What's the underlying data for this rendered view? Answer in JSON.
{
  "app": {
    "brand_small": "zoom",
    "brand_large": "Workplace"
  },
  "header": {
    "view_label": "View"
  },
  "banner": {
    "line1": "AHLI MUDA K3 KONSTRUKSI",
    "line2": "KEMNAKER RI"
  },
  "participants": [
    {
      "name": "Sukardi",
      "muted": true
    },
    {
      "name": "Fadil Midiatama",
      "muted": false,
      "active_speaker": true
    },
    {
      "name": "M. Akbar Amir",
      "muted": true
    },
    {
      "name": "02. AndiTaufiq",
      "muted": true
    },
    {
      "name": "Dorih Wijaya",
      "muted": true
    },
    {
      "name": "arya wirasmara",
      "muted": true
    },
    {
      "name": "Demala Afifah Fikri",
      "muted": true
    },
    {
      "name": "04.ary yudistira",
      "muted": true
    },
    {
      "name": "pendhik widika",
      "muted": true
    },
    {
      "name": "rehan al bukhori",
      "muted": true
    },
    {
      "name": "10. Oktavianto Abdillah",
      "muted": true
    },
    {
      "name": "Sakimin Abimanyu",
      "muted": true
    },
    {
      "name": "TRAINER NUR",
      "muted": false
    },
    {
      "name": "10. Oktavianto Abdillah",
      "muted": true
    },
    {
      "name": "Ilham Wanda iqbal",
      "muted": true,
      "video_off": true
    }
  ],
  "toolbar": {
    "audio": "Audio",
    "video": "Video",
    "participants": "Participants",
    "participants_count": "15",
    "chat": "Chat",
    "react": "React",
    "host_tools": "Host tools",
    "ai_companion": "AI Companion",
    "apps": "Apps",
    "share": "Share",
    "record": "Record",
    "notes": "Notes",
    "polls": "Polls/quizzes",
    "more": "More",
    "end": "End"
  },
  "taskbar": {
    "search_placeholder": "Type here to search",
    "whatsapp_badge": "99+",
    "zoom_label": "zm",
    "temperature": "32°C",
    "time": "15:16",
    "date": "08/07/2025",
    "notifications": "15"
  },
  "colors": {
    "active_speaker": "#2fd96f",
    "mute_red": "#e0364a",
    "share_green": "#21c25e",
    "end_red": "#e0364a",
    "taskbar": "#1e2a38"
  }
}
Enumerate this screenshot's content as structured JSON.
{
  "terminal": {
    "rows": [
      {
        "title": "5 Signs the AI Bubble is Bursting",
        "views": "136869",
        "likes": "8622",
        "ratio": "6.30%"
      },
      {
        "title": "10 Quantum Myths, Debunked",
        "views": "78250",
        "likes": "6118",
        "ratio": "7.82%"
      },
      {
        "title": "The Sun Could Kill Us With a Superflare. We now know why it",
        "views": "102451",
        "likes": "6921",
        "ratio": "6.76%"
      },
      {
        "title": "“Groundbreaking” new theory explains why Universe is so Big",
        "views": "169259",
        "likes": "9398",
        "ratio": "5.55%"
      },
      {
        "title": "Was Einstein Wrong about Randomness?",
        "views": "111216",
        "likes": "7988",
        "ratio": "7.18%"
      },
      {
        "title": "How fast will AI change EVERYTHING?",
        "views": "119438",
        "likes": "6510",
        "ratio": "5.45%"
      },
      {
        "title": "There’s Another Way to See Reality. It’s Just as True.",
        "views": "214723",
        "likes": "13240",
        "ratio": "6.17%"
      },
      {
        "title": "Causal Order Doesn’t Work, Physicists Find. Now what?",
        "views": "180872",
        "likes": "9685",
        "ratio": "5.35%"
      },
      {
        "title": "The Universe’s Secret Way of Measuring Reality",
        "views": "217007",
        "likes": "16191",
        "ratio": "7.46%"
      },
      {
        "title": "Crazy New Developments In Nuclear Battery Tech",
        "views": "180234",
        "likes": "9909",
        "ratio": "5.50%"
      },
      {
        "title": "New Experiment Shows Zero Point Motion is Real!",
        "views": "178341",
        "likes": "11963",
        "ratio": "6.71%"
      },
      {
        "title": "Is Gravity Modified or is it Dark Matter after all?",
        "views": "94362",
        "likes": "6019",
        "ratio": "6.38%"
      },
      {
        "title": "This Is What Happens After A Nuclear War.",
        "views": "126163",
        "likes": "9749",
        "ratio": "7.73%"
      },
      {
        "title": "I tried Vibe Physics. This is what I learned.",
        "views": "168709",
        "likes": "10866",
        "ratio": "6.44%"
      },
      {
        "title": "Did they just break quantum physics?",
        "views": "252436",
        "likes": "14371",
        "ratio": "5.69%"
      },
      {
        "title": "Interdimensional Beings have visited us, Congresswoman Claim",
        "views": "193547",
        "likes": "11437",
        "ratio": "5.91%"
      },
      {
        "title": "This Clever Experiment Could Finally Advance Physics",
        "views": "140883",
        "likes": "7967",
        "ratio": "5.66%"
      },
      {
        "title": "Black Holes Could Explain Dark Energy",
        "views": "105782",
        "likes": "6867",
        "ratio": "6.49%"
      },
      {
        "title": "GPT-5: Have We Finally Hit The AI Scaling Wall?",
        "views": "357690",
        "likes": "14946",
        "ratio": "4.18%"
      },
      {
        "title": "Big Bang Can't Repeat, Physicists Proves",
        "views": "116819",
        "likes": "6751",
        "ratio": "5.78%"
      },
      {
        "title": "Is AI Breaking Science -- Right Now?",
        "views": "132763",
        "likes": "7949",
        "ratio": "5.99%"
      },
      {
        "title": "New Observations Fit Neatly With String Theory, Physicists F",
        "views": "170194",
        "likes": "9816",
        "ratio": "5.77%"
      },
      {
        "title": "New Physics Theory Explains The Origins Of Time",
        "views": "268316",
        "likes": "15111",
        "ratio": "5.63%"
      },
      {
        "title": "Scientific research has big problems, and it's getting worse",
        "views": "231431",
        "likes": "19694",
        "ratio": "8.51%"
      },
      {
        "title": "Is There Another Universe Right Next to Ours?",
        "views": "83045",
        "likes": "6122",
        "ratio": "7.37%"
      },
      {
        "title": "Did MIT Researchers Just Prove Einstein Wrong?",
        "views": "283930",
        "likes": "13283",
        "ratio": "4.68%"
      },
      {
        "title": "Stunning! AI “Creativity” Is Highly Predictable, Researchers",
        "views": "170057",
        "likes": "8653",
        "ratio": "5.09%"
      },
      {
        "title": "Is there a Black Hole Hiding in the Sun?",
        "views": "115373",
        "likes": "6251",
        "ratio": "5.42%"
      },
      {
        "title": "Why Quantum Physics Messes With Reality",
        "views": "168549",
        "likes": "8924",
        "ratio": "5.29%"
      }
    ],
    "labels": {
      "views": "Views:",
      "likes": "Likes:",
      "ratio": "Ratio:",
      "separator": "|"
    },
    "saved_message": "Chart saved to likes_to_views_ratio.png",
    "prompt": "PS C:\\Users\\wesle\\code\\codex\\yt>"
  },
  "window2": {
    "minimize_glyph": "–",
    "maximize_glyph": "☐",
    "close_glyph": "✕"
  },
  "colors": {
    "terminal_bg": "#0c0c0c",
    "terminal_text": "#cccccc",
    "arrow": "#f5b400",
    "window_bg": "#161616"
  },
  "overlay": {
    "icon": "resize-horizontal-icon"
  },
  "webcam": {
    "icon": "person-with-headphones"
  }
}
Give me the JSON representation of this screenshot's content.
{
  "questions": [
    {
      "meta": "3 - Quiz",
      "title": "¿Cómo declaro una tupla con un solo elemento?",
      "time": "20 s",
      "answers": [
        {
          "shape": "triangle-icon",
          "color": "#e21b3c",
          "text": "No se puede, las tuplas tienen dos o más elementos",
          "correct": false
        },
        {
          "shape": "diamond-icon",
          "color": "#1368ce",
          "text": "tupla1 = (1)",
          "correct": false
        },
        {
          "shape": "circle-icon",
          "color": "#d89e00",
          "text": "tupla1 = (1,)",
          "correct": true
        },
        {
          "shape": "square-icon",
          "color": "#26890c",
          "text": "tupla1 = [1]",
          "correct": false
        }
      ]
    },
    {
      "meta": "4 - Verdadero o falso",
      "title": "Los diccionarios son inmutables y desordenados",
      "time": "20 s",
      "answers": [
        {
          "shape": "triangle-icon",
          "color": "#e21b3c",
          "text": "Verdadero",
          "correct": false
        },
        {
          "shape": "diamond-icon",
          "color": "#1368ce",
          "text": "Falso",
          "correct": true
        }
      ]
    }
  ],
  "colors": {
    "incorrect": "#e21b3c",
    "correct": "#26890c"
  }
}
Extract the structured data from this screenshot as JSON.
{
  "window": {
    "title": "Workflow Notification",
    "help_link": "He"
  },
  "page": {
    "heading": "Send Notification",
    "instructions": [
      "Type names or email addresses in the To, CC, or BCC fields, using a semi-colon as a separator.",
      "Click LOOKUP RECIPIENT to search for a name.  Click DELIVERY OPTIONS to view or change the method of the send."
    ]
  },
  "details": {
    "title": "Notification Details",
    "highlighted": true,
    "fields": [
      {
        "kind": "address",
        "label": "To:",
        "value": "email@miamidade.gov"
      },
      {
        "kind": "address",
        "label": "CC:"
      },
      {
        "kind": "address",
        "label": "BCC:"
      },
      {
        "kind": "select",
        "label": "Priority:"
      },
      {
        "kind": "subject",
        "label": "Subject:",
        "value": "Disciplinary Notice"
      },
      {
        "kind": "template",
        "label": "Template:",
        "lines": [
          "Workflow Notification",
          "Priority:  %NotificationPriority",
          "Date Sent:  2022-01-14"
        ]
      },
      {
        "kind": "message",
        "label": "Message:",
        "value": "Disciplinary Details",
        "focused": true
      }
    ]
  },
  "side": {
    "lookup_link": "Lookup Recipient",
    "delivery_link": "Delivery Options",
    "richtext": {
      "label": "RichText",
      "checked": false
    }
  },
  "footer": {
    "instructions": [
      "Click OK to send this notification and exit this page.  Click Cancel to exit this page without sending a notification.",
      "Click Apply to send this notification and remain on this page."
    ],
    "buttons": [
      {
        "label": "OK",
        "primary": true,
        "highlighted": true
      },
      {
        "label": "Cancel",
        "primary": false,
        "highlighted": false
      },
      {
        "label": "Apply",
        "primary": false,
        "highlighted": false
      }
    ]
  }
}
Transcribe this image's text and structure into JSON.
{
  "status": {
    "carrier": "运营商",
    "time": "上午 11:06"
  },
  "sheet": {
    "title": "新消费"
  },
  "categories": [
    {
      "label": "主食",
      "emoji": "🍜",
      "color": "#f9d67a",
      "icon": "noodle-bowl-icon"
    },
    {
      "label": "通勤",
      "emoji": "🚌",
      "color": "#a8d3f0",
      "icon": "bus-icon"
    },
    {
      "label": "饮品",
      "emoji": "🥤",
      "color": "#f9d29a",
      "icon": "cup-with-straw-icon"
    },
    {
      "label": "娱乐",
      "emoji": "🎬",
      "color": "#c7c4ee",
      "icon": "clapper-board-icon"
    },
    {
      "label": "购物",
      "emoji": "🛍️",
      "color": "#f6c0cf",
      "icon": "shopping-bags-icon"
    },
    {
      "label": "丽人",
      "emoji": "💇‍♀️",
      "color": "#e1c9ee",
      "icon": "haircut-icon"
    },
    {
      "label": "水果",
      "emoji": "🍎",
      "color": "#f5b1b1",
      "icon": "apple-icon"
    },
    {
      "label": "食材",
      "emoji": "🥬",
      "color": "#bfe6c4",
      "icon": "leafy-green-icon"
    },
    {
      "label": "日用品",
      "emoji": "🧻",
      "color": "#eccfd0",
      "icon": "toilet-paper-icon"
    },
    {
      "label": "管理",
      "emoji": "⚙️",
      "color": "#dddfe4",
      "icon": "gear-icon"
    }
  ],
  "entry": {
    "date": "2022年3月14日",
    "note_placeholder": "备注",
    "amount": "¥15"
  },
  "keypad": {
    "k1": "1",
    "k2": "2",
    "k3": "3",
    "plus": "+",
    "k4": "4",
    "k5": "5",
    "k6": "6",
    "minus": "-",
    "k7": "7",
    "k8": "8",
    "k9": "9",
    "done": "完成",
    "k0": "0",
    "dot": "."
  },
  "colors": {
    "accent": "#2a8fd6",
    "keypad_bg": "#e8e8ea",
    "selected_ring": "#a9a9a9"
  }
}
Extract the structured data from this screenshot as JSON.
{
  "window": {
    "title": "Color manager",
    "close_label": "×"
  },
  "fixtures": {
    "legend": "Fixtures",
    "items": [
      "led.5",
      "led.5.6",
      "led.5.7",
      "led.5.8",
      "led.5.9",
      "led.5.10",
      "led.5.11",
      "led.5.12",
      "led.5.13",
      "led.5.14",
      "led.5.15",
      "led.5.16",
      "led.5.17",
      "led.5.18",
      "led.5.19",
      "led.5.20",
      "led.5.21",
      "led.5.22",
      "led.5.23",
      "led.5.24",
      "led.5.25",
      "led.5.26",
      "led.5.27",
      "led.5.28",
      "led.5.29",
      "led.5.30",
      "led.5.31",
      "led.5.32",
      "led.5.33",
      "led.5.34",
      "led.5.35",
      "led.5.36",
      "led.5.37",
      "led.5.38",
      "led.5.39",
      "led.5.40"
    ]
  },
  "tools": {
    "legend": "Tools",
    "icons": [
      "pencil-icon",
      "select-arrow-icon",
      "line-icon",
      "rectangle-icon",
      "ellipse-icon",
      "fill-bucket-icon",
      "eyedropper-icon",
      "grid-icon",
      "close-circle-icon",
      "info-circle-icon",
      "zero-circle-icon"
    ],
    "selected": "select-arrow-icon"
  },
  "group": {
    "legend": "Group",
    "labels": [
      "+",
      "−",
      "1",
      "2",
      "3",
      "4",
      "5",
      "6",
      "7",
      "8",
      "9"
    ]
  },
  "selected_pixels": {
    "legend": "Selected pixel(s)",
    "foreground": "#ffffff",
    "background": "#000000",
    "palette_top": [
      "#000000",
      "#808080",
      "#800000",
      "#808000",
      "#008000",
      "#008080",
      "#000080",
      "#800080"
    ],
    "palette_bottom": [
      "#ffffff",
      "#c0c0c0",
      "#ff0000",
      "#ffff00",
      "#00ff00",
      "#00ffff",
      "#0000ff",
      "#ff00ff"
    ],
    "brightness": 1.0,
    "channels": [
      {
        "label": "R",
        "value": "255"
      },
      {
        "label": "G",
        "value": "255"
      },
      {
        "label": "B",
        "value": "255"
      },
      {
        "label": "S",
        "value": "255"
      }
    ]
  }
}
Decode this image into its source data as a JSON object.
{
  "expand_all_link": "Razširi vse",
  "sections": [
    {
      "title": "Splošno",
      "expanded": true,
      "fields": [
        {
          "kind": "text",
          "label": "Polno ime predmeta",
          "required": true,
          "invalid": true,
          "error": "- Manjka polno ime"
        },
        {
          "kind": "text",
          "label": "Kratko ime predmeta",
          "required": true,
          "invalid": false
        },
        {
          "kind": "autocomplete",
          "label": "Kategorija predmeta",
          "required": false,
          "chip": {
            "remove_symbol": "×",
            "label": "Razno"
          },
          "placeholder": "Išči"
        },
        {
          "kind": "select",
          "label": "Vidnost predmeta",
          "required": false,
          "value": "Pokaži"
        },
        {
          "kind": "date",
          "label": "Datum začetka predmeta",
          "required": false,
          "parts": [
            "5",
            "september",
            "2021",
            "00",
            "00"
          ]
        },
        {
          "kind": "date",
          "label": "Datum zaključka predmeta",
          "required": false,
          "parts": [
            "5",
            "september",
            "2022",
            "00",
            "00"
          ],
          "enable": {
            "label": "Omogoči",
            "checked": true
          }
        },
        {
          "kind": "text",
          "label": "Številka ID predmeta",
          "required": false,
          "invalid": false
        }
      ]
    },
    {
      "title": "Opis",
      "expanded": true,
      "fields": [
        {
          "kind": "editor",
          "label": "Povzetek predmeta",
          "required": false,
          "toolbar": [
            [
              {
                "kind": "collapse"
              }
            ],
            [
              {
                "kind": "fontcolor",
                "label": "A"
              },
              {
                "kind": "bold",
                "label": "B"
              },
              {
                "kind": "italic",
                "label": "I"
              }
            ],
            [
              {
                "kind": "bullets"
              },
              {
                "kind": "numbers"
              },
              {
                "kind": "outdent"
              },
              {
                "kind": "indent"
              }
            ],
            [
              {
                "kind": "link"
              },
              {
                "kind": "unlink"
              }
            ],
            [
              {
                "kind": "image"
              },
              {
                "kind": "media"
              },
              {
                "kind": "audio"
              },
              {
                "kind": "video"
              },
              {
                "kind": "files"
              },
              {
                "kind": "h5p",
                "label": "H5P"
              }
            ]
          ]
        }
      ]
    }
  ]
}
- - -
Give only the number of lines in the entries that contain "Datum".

2